[an error occurred while processing this directive]
Skip to Main Content

Latest News

Advertise Here
October 18, 2010
Volume 88, Number 42
p. 8

Coupling Hydrazine

Organic Synthesis: Palladium-catalyzed reaction offers new route to heterocycles

Bethany Halford

Hydrazine Hookup An electron-rich 
Mor-DalPhos ligand helps palladium couple aryl chlorides 
and hydrazine
Hydrazine HookupAn electron-rich 
Mor-DalPhos ligand helps palladium couple aryl chlorides 
and hydrazine
  • Print this article
  • Email the editor

Latest News

October 28, 2011

Speedy Homemade-Explosive Detector

Forensic Chemistry: A new method could increase the number of explosives detected by airport screeners.

Solar Panel Makers Cry Foul

Trade: U.S. companies complain of market dumping by China.

Novartis To Cut 2,000 Jobs

Layoffs follow similar moves by Amgen, AstraZeneca.

Nations Break Impasse On Waste

Environment: Ban to halt export of hazardous waste to developing world.

New Leader For Lawrence Livermore

Penrose (Parney) Albright will direct DOE national lab.

Hair Reveals Source Of People's Exposure To Mercury

Toxic Exposure: Mercury isotopes in human hair illuminate dietary and industrial sources.

Why The Long Fat?

Cancer Biochemistry: Mass spectrometry follows the metabolism of very long fatty acids in cancer cells.

Text Size A A

For the first time, chemists have managed to use palladium cross-coupling chemistry to wed aryl groups with hydrazine (Angew. Chem. Int. Ed., DOI: 10.1002/anie.201003764). The resulting aryl hydrazines are useful intermediates en route to nitrogen-containing heterocycles, such as indoles and pyrazoles.

The coupling reaction, developed by chemistry professor Mark Stradiotto and graduate student Rylan J. Lundgren of Dalhousie University, in Nova Scotia, proceeds in moderate to good yields and short reaction times with mild heating. Because hydrazine is a powerful reductant—and is therefore likely to react with both the Pd catalyst and the aryl chloride or aryl tosylate substrate—the transformation relies on electron-rich ligands that circumvent these unwanted side reactions, such as the morpholine-based compound Mor-DalPhos.

“We are still in the process of understanding what makes the Mor-DalPhos ligand such a good ligand for hydrazine cross-coupling,” Stradiotto tells C&EN. “It is a sterically demanding, bidentate ligand, which may help the selectivity of the reaction. The bidentate ligand framework may also help in maintaining a monomeric catalyst species, preventing catalyst decomposition steps, as well as in promoting C–N reductive elimination.”

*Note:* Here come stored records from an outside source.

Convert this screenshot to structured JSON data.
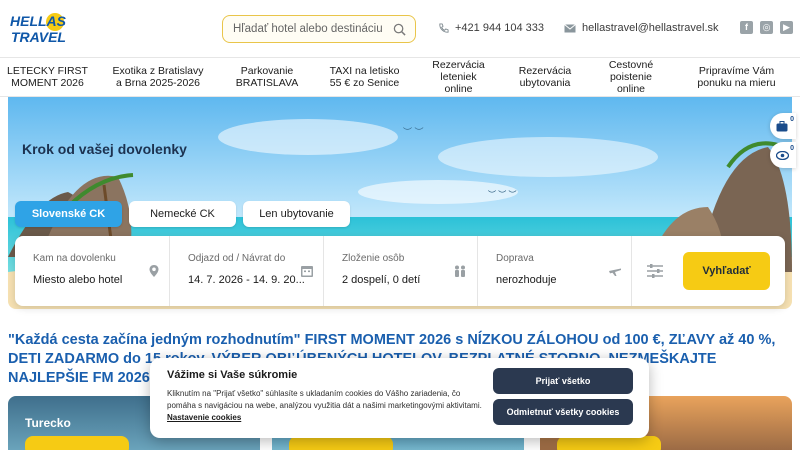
{
  "brand": {
    "line1": "HELLAS",
    "line2": "TRAVEL",
    "color": "#0f57a8",
    "accent": "#f6cb14"
  },
  "header": {
    "search": {
      "placeholder": "Hľadať hotel alebo destináciu..."
    },
    "phone": "+421 944 104 333",
    "email": "hellastravel@hellastravel.sk",
    "social": [
      "facebook-icon",
      "instagram-icon",
      "youtube-icon"
    ]
  },
  "nav": {
    "items": [
      {
        "label": "LETECKY FIRST\nMOMENT 2026"
      },
      {
        "label": "Exotika z Bratislavy\na Brna 2025-2026"
      },
      {
        "label": "Parkovanie\nBRATISLAVA"
      },
      {
        "label": "TAXI na letisko\n55 € zo Senice"
      },
      {
        "label": "Rezervácia\nleteniek\nonline"
      },
      {
        "label": "Rezervácia\nubytovania"
      },
      {
        "label": "Cestovné\npoistenie\nonline"
      },
      {
        "label": "Pripravíme Vám\nponuku na mieru"
      }
    ]
  },
  "hero": {
    "title": "Krok od vašej dovolenky",
    "tabs": [
      {
        "label": "Slovenské CK",
        "active": true
      },
      {
        "label": "Nemecké CK",
        "active": false
      },
      {
        "label": "Len ubytovanie",
        "active": false
      }
    ]
  },
  "search_panel": {
    "fields": [
      {
        "label": "Kam na dovolenku",
        "value": "Miesto alebo hotel",
        "icon": "map-pin-icon"
      },
      {
        "label": "Odjazd od / Návrat do",
        "value": "14. 7. 2026 - 14. 9. 20...",
        "icon": "calendar-icon"
      },
      {
        "label": "Zloženie osôb",
        "value": "2 dospelí, 0 detí",
        "icon": "people-icon"
      },
      {
        "label": "Doprava",
        "value": "nerozhoduje",
        "icon": "plane-icon"
      }
    ],
    "filter_icon": "sliders-icon",
    "button": "Vyhľadať"
  },
  "promo": "\"Každá cesta začína jedným rozhodnutím\" FIRST MOMENT 2026 s NÍZKOU ZÁLOHOU od 100 €, ZĽAVY až 40 %, DETI ZADARMO do 15 rokov, VÝBER OBĽÚBENÝCH HOTELOV, BEZPLATNÉ STORNO, NEZMEŠKAJTE NAJLEPŠIE FM 2026",
  "cards": [
    {
      "label": "Turecko"
    }
  ],
  "side_widgets": [
    {
      "icon": "suitcase-icon",
      "count": "0"
    },
    {
      "icon": "eye-icon",
      "count": "0"
    }
  ],
  "cookie": {
    "title": "Vážime si Vaše súkromie",
    "text": "Kliknutím na \"Prijať všetko\" súhlasíte s ukladaním cookies do Vášho zariadenia, čo pomáha s navigáciou na webe, analýzou využitia dát a našimi marketingovými aktivitami.",
    "link": "Nastavenie cookies",
    "accept": "Prijať všetko",
    "reject": "Odmietnuť všetky cookies"
  }
}
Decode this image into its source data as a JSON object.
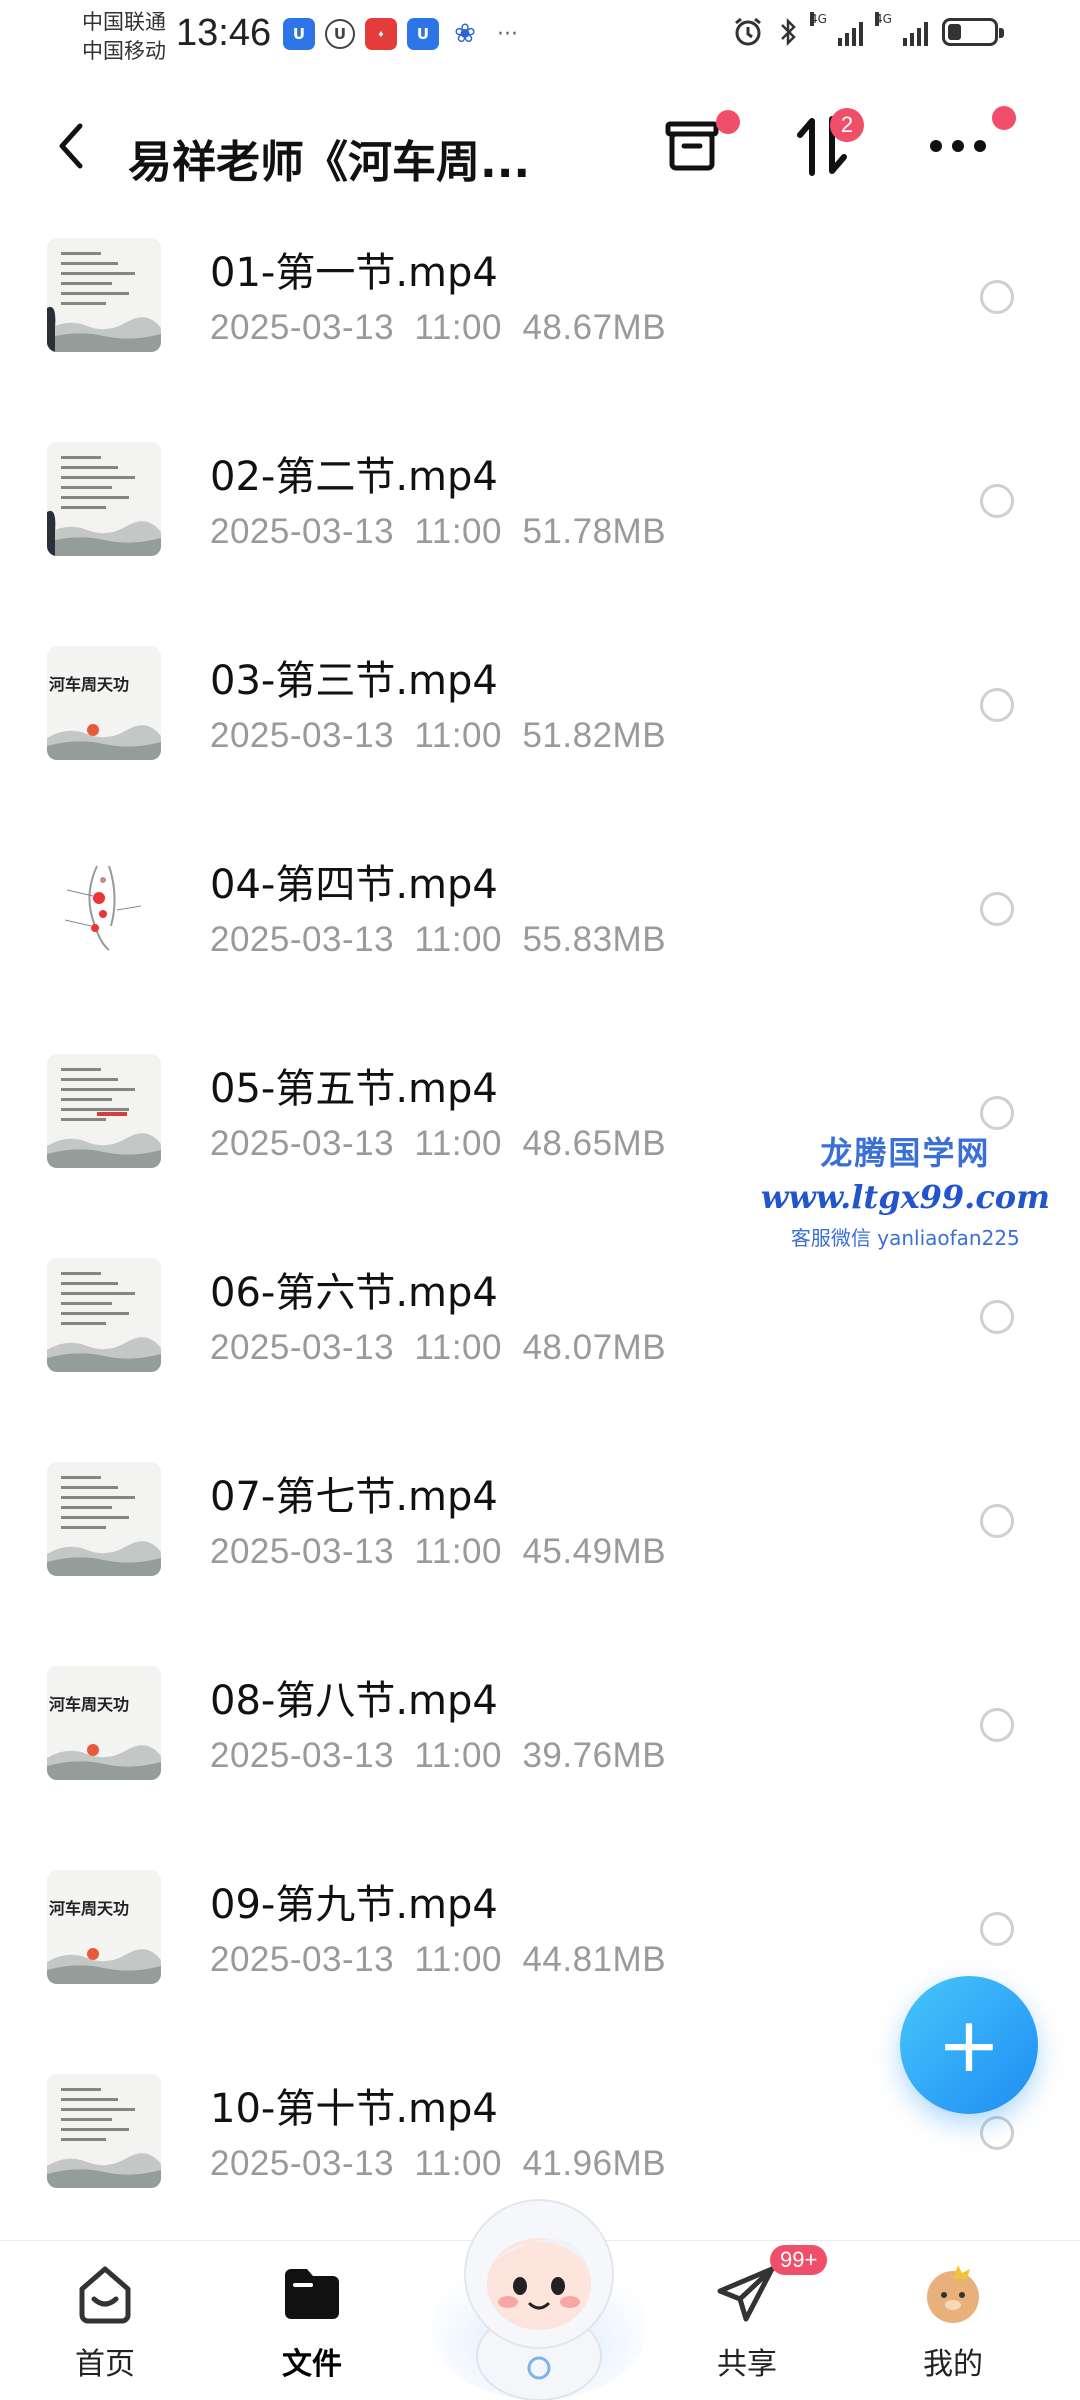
{
  "status_bar": {
    "carrier_1": "中国联通",
    "carrier_2": "中国移动",
    "time": "13:46",
    "signal_1": "4G",
    "signal_2": "4G",
    "battery_level": 0.3
  },
  "header": {
    "title": "易祥老师《河车周...",
    "transfer_badge": "2"
  },
  "files": [
    {
      "name": "01-第一节.mp4",
      "date": "2025-03-13",
      "time": "11:00",
      "size": "48.67MB",
      "thumb_text": ""
    },
    {
      "name": "02-第二节.mp4",
      "date": "2025-03-13",
      "time": "11:00",
      "size": "51.78MB",
      "thumb_text": ""
    },
    {
      "name": "03-第三节.mp4",
      "date": "2025-03-13",
      "time": "11:00",
      "size": "51.82MB",
      "thumb_text": "河车周天功"
    },
    {
      "name": "04-第四节.mp4",
      "date": "2025-03-13",
      "time": "11:00",
      "size": "55.83MB",
      "thumb_text": ""
    },
    {
      "name": "05-第五节.mp4",
      "date": "2025-03-13",
      "time": "11:00",
      "size": "48.65MB",
      "thumb_text": ""
    },
    {
      "name": "06-第六节.mp4",
      "date": "2025-03-13",
      "time": "11:00",
      "size": "48.07MB",
      "thumb_text": ""
    },
    {
      "name": "07-第七节.mp4",
      "date": "2025-03-13",
      "time": "11:00",
      "size": "45.49MB",
      "thumb_text": ""
    },
    {
      "name": "08-第八节.mp4",
      "date": "2025-03-13",
      "time": "11:00",
      "size": "39.76MB",
      "thumb_text": "河车周天功"
    },
    {
      "name": "09-第九节.mp4",
      "date": "2025-03-13",
      "time": "11:00",
      "size": "44.81MB",
      "thumb_text": "河车周天功"
    },
    {
      "name": "10-第十节.mp4",
      "date": "2025-03-13",
      "time": "11:00",
      "size": "41.96MB",
      "thumb_text": ""
    }
  ],
  "watermark": {
    "title": "龙腾国学网",
    "url": "www.ltgx99.com",
    "contact": "客服微信 yanliaofan225"
  },
  "bottom_nav": {
    "home": "首页",
    "files": "文件",
    "share": "共享",
    "share_badge": "99+",
    "mine": "我的"
  },
  "colors": {
    "accent": "#1e8cf3",
    "badge": "#f14f69",
    "meta_text": "#9a9a9a"
  }
}
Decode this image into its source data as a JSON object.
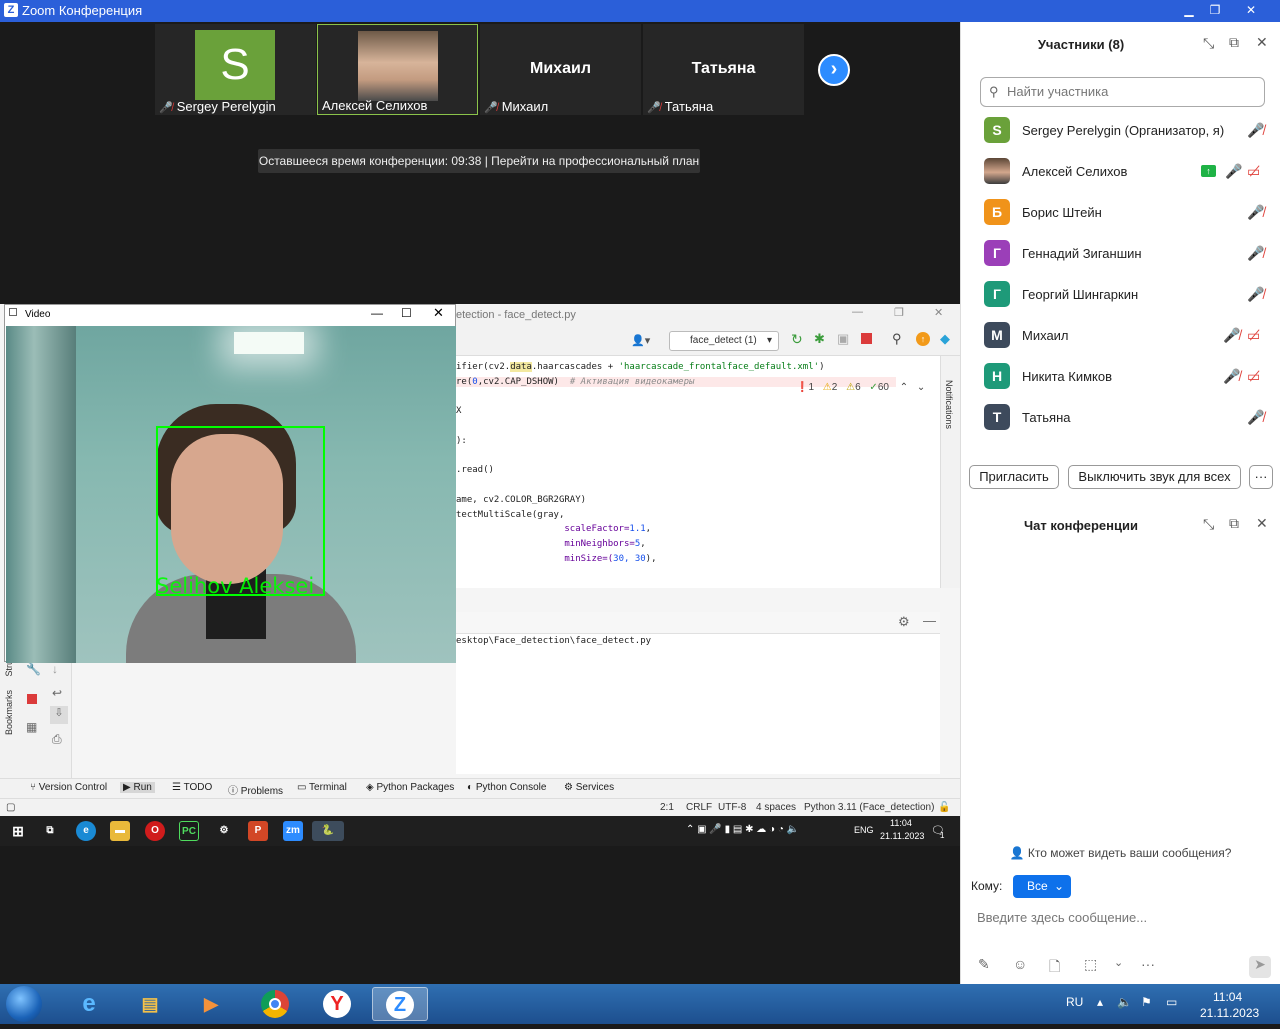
{
  "zoom": {
    "window_title": "Zoom Конференция",
    "tiles": [
      {
        "initial": "S",
        "name": "Sergey Perelygin",
        "muted": true
      },
      {
        "name": "Алексей Селихов",
        "muted": false
      },
      {
        "big_name": "Михаил",
        "name": "Михаил",
        "muted": true
      },
      {
        "big_name": "Татьяна",
        "name": "Татьяна",
        "muted": true
      }
    ],
    "next_label": "›",
    "time_banner": "Оставшееся время конференции: 09:38 | Перейти на профессиональный план"
  },
  "video_window": {
    "title": "Video",
    "face_label": "Selihov Aleksei"
  },
  "pycharm": {
    "title": "etection - face_detect.py",
    "run_config": "face_detect (1)",
    "inspections": {
      "errors": "1",
      "warnings": "2",
      "weak": "6",
      "ok": "60"
    },
    "code": [
      {
        "pre": "ifier(cv2.",
        "attr": "data",
        "mid": ".haarcascades + ",
        "str": "'haarcascade_frontalface_default.xml'",
        "post": ")"
      },
      {
        "pre": "re(",
        "num1": "0",
        "mid": ",cv2.CAP_DSHOW)  ",
        "cmt": "# Активация видеокамеры"
      },
      {
        "text": "X"
      },
      {
        "text": "):"
      },
      {
        "text": ".read()"
      },
      {
        "text": "ame, cv2.COLOR_BGR2GRAY)"
      },
      {
        "text": "tectMultiScale(gray,"
      },
      {
        "indent": "                    ",
        "key": "scaleFactor=",
        "num": "1.1",
        "post": ","
      },
      {
        "indent": "                    ",
        "key": "minNeighbors=",
        "num": "5",
        "post": ","
      },
      {
        "indent": "                    ",
        "key": "minSize=(",
        "num": "30, 30",
        "post": "),"
      }
    ],
    "run_output": "esktop\\Face_detection\\face_detect.py",
    "notifications_label": "Notifications",
    "bookmarks_label": "Bookmarks",
    "structure_label": "Stru",
    "bottom_tabs": [
      "Version Control",
      "Run",
      "TODO",
      "Problems",
      "Terminal",
      "Python Packages",
      "Python Console",
      "Services"
    ],
    "status": {
      "pos": "2:1",
      "eol": "CRLF",
      "enc": "UTF-8",
      "indent": "4 spaces",
      "interp": "Python 3.11 (Face_detection)"
    }
  },
  "inner_taskbar": {
    "lang": "ENG",
    "time": "11:04",
    "date": "21.11.2023",
    "notif_count": "1"
  },
  "participants": {
    "title": "Участники (8)",
    "search_placeholder": "Найти участника",
    "list": [
      {
        "initial": "S",
        "color": "#6aa13a",
        "name": "Sergey Perelygin (Организатор, я)"
      },
      {
        "initial": "",
        "color": "",
        "name": "Алексей Селихов"
      },
      {
        "initial": "Б",
        "color": "#f0931a",
        "name": "Борис Штейн"
      },
      {
        "initial": "Г",
        "color": "#9b3fb8",
        "name": "Геннадий Зиганшин"
      },
      {
        "initial": "Г",
        "color": "#1e9a79",
        "name": "Георгий Шингаркин"
      },
      {
        "initial": "М",
        "color": "#3d4a5c",
        "name": "Михаил"
      },
      {
        "initial": "Н",
        "color": "#1e9a79",
        "name": "Никита Кимков"
      },
      {
        "initial": "Т",
        "color": "#3d4a5c",
        "name": "Татьяна"
      }
    ],
    "invite_label": "Пригласить",
    "mute_all_label": "Выключить звук для всех",
    "more_label": "···"
  },
  "chat": {
    "title": "Чат конференции",
    "who_sees": "Кто может видеть ваши сообщения?",
    "to_label": "Кому:",
    "to_value": "Все",
    "placeholder": "Введите здесь сообщение..."
  },
  "windows_taskbar": {
    "lang": "RU",
    "time": "11:04",
    "date": "21.11.2023"
  }
}
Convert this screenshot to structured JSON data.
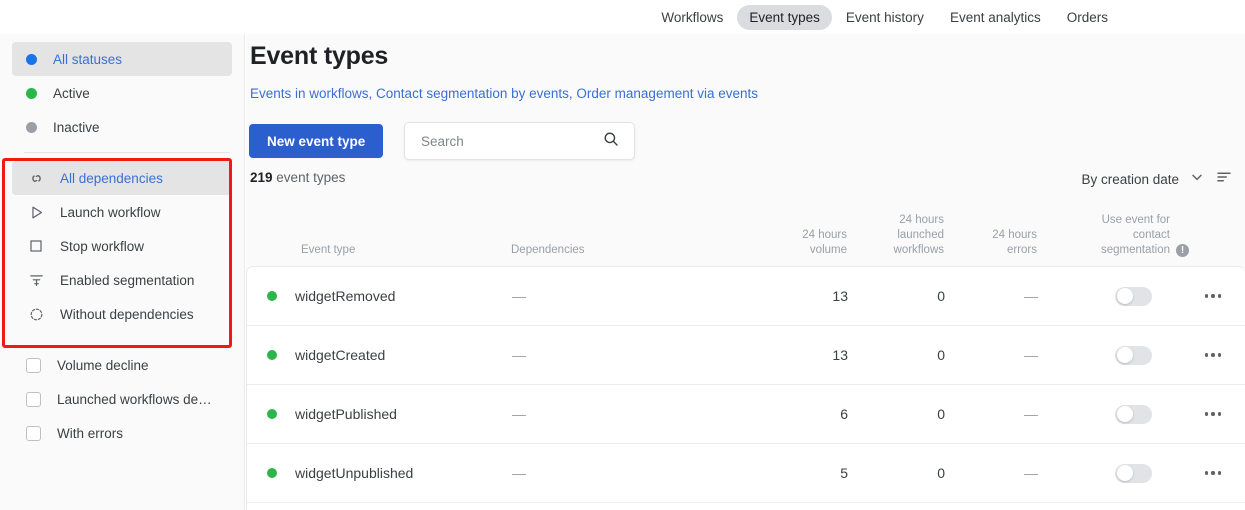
{
  "topnav": {
    "items": [
      {
        "label": "Workflows",
        "active": false
      },
      {
        "label": "Event types",
        "active": true
      },
      {
        "label": "Event history",
        "active": false
      },
      {
        "label": "Event analytics",
        "active": false
      },
      {
        "label": "Orders",
        "active": false
      }
    ]
  },
  "sidebar": {
    "statuses": [
      {
        "label": "All statuses",
        "dot": "blue-dot",
        "color": "#1a73e8",
        "selected": true
      },
      {
        "label": "Active",
        "dot": "green-dot",
        "color": "#2bb54a",
        "selected": false
      },
      {
        "label": "Inactive",
        "dot": "gray-dot",
        "color": "#9aa0a6",
        "selected": false
      }
    ],
    "dependencies": [
      {
        "label": "All dependencies",
        "icon": "link-icon",
        "selected": true
      },
      {
        "label": "Launch workflow",
        "icon": "play-icon",
        "selected": false
      },
      {
        "label": "Stop workflow",
        "icon": "stop-square-icon",
        "selected": false
      },
      {
        "label": "Enabled segmentation",
        "icon": "funnel-icon",
        "selected": false
      },
      {
        "label": "Without dependencies",
        "icon": "dashed-circle-icon",
        "selected": false
      }
    ],
    "checkboxes": [
      {
        "label": "Volume decline",
        "checked": false
      },
      {
        "label": "Launched workflows de…",
        "checked": false
      },
      {
        "label": "With errors",
        "checked": false
      }
    ]
  },
  "main": {
    "title": "Event types",
    "sublinks": "Events in workflows, Contact segmentation by events, Order management via events",
    "new_button": "New event type",
    "search": {
      "value": "",
      "placeholder": "Search"
    },
    "count_number": "219",
    "count_label": "event types",
    "sort_label": "By creation date"
  },
  "table": {
    "headers": {
      "event_type": "Event type",
      "dependencies": "Dependencies",
      "volume_l1": "24 hours",
      "volume_l2": "volume",
      "launched_l1": "24 hours",
      "launched_l2": "launched",
      "launched_l3": "workflows",
      "errors_l1": "24 hours",
      "errors_l2": "errors",
      "segmentation_l1": "Use event for",
      "segmentation_l2": "contact",
      "segmentation_l3": "segmentation"
    },
    "rows": [
      {
        "status": "active",
        "name": "widgetRemoved",
        "dependencies": "—",
        "volume": "13",
        "launched": "0",
        "errors": "—",
        "toggle": false
      },
      {
        "status": "active",
        "name": "widgetCreated",
        "dependencies": "—",
        "volume": "13",
        "launched": "0",
        "errors": "—",
        "toggle": false
      },
      {
        "status": "active",
        "name": "widgetPublished",
        "dependencies": "—",
        "volume": "6",
        "launched": "0",
        "errors": "—",
        "toggle": false
      },
      {
        "status": "active",
        "name": "widgetUnpublished",
        "dependencies": "—",
        "volume": "5",
        "launched": "0",
        "errors": "—",
        "toggle": false
      }
    ]
  },
  "annotation": {
    "highlight_color": "#f01b0f"
  }
}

Although some risk of explosion is associated with heating hydrazine and palladium, Stradiotto says that using hydrazine hydrate rather than anhydrous hydrazine can mitigate the hazard. “We didn’t encounter any difficulties on the scales we performed our reactions [50 mg to 2 g],” he adds, “but it is hard to comment on the potential hazards of the reaction on larger scales.”

“It is certainly a surprise that one can conduct the direct coupling of hydrazine, given how commonly this reagent acts as a reducing agent for the synthesis of Pd(0) complexes,” comments University of Illinois, Urbana-Champaign, chemistry professor John F. Hartwig. “I would have thought one would always have to tame this reagent by conducting the synthesis of N-aryl hydrazines indirectly through hydrazone derivatives.”

John P. Wolfe, a chemistry professor at the University of Michigan, adds, “This work further illustrates that heteroatom nucleophilicity plays a key role in selective Pd-catalyzed carbon-heteroatom bond-forming processes and that relatively small perturbations of ligand structure can have a large impact on catalyst reactivity and selectivity.”

Chemical & Engineering News
ISSN 0009-2347
Copyright © 2011 American Chemical Society
  • Print this article
  • Email the editor

Services & Tools

ACS Resources

ACS is the leading employment source for recruiting scientific professionals. ACS Careers and C&EN Classifieds provide employers direct access to scientific talent both in print and online. Jobseekers | Employers

» Join ACS

Join more than 161,000 professionals in the chemical sciences world-wide, as a member of the American Chemical Society.
» Join Now!